Sunday, March 08, 2009
Pondering my insignificance
The Indian Ocean is beautiful.
Ellie's school is located across a (very busy) road from the beach, so I see the ocean every day when I drop her off and pick her up. Although the wind usually kicks up in the afternoons, the mornings are almost always calm and the sea is gorgeous and inviting. Last Friday as we made our way back to the car, we looked down to the water and observed dolphins swimming along fairly close to the shore. There was even a mother-calf pair. Watching them swim was such a peaceful, beautiful way to start the day!
Ever since I've started taking Ellie to school, the ocean has been calling me to swim. The water in front of her school is shallow and clear, and it runs along the Cottesloe reef.
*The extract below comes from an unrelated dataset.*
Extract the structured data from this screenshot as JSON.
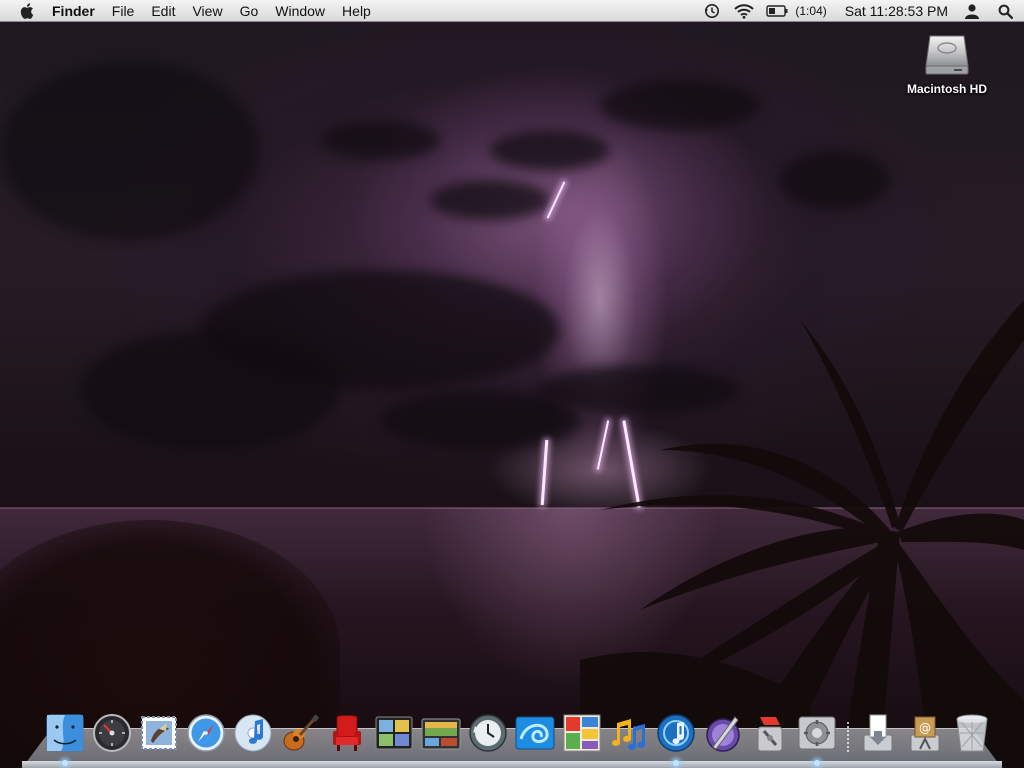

I've often seen snorkelers paddling along, looking at the sea grass and reef outcrops, and I have wanted to join them.
The trouble is I am deeply afraid of swimming in the ocean (or any body of water in which I cannot see well). I feel so exposed, so small, so insignificant...so not-the-top-of-the-food-chain. Ever since I was nine when we moved to Florida and I heard of a shark attack on a girl my age who was wading up to her knees collecting seashells, I have been afraid to swim in the ocean. More specifically, I am deathly afraid of sharks.
And this area does have sharks. There have been so many sightings this year (and a death) that several official ocean swim races have been cancelled.
But the sea has been calling to me. Every day it calls, and I know I will feel foolish when we leave this place if I do not answer the call from time to time, despite my fear. So this weekend, I took the plunge. Markus stayed home with Ellie while Stephanie napped, and I grabbed my snorkel gear and headed for that crystal clear shallow water.
When I came home again, dripping, elated and energized, Markus commented that I hadn't been gone very long. Maybe not, I told him, but I definitely got in some serious aerobic exercise: I was hyperventilating into my snorkel the entire time.
He laughed at me and then headed out for his turn in the water.
Upon his return, he gave me a very serious look and informed me that perhaps my hyperventilation was justified. Apparently, from the relative safety of the kayak, he observed a "quite large fin" that was "very triangular" and "definitely not a dolphin" moving along the Cottesloe reef near the area I chose to swim. Markus went on to assure me that it was pretty far out from the shore, so I would probably be just fine where I swim. Ha.
The sea is calling to me.
But from now on, it can leave a voicemail.